Bowl barrows, the most numerous form of round barrow, are funerary monuments
dating from the Late Neolithic period to the Late Bronze Age, with most
examples belonging to the period 2400-1500 BC. They were constructed as
earthen or rubble mounds, sometimes ditched, which covered single or multiple
burials. They occur either in isolation or grouped as cemeteries and often
acted as a focus for burials in later periods. Often superficially similar,
although differing widely in size, they exhibit regional variations in form
and a diversity of burial practices. There are over 10,000 surviving bowl
barrows recorded nationally (many more have already been destroyed), occurring
across most of lowland Britain. Often occupying prominent locations, they are
a major historic element in the modern landscape and their considerable
variation of form and longevity as a monument type provide important
information on the diversity of beliefs and social organisations amongst early
prehistoric communities. They are particularly representative of their period
and a substantial proportion of surviving examples are considered worthy of

Despite limited-scale excavation, much of the bowl barrow north of the Alton
White Horse remains intact and has significant archaeological potential.
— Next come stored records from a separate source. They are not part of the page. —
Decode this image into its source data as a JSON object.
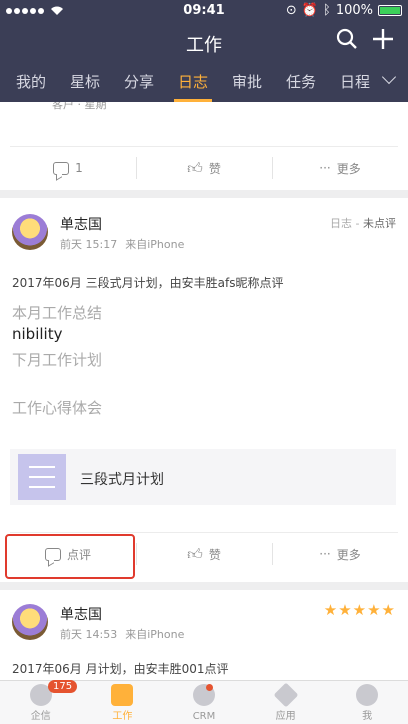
{
  "status_bar": {
    "time": "09:41",
    "battery": "100%"
  },
  "header": {
    "title": "工作"
  },
  "tabs": [
    "我的",
    "星标",
    "分享",
    "日志",
    "审批",
    "任务",
    "日程"
  ],
  "active_tab": "日志",
  "card0": {
    "cutoff_text": "客户 · 星期",
    "comment_label": "1",
    "like_label": "赞",
    "more_label": "更多"
  },
  "card1": {
    "name": "单志国",
    "time": "前天 15:17",
    "source": "来自iPhone",
    "type": "日志",
    "status": "未点评",
    "summary": "2017年06月 三段式月计划，由安丰胜afs昵称点评",
    "sections": [
      "本月工作总结",
      "nibility",
      "下月工作计划",
      "工作心得体会"
    ],
    "attachment": "三段式月计划",
    "comment_label": "点评",
    "like_label": "赞",
    "more_label": "更多"
  },
  "card2": {
    "name": "单志国",
    "time": "前天 14:53",
    "source": "来自iPhone",
    "rating": 5,
    "summary": "2017年06月 月计划，由安丰胜001点评"
  },
  "tabbar": [
    {
      "label": "企信",
      "badge": "175"
    },
    {
      "label": "工作"
    },
    {
      "label": "CRM"
    },
    {
      "label": "应用"
    },
    {
      "label": "我"
    }
  ],
  "colors": {
    "header": "#3b3e56",
    "accent": "#ffb13a",
    "badge": "#e5532f"
  }
}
The
presence of numerous other barrows and additional evidence for contemporary
settlement in the area of Bishop's Cannings Down provide a clear indication of
the intensity with which the area was settled during the Bronze Age, further
enhancing the importance of the monument.

Source: Historic England

Other nearby scheduled monuments is an independent online resource and is not associated with any government department. All government data published here is used under licence. Please do not contact for any queries related to any individual ancient or schedued monument, planning permission related to scheduled monuments or the scheduling process itself. is a Good Stuff website.